Great site and very informative. I worked at Sunnyside and the Nurses Home in the late 1960's for 2 - 3 years when it was all getting rewired. Thanks for giving us this lovely site. Will be back.
Thank you for making this website so accessible, well-organized, and informative. I understand there was a psychiatric museum affiliated with this facility at one time. Does it still exist? How would one go about retrieving patient records for family members institutionalized there?
I found this really interesting as my grandma was a patient here for many years but I cannot understand why she was brought all the way from Glasgow.She died at Sunnyside but was taken home to Glasgow for burial.Her name was ***** *****.
Very interesting site about Sunnyside, photos are great and a lot of information and detail about the hospital.
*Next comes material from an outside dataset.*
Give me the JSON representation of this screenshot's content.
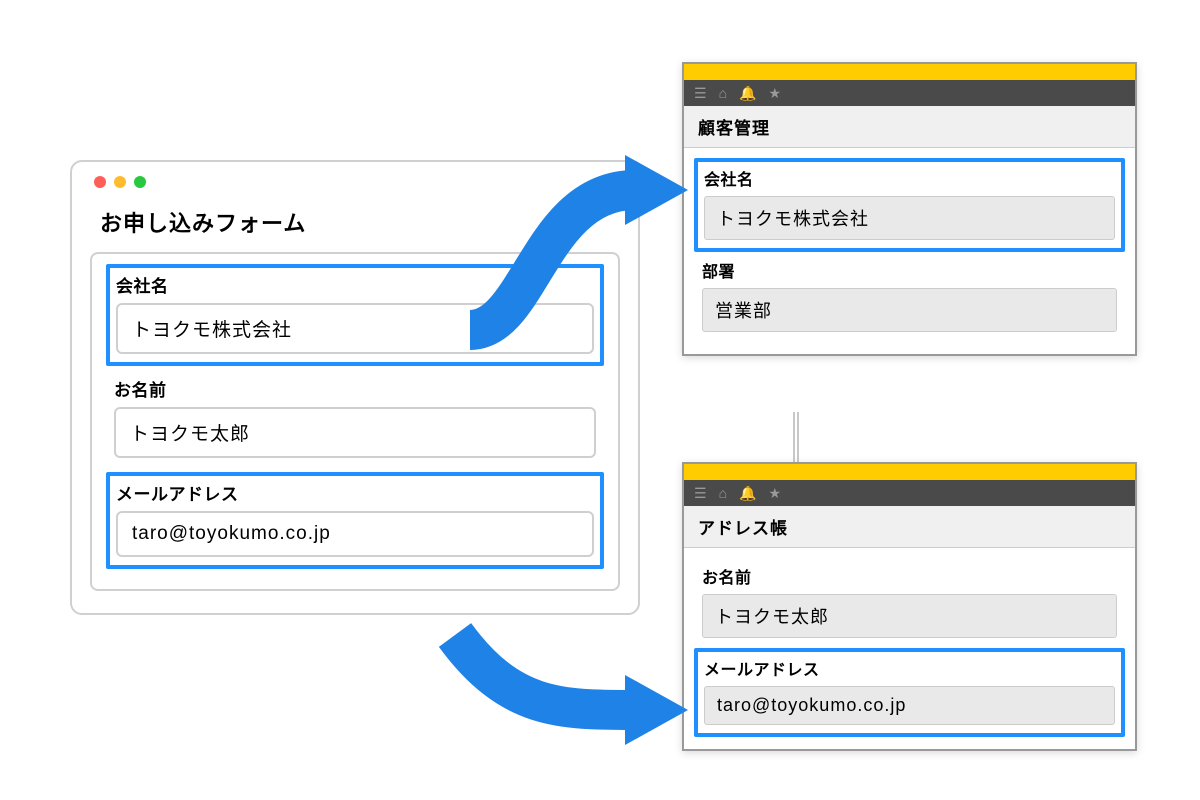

Shame such a lovely building is left derilict.
Still very interested in Sunnyside; several generations of my family worked there and I will keep coming back here to have another look!
Fantastic work well done.
What a gem of a website! There's a lack of information in one place about Sunnyside so I'm chuffed to see someone has put work in to making this happen. It's such a fascinating place to read about and I know most people would love to get a sneaky look at how things were done 100+ years ago and in modern times. Such a shame these beautiful buildings are left to rot. I visited today, first time in maybe 4 years and I was sad to see how run down it all looked. Everything overgrown and decaying, looters stealing and animals making a home. I really hope something becomes of at least some of these buildings, I'm quite sure many would love to pay and get a tour inside... so please, no flats, make it something more interesting than that! Many thanks for a great site!
Congratulations Alex. Really enjoyed the visit to the site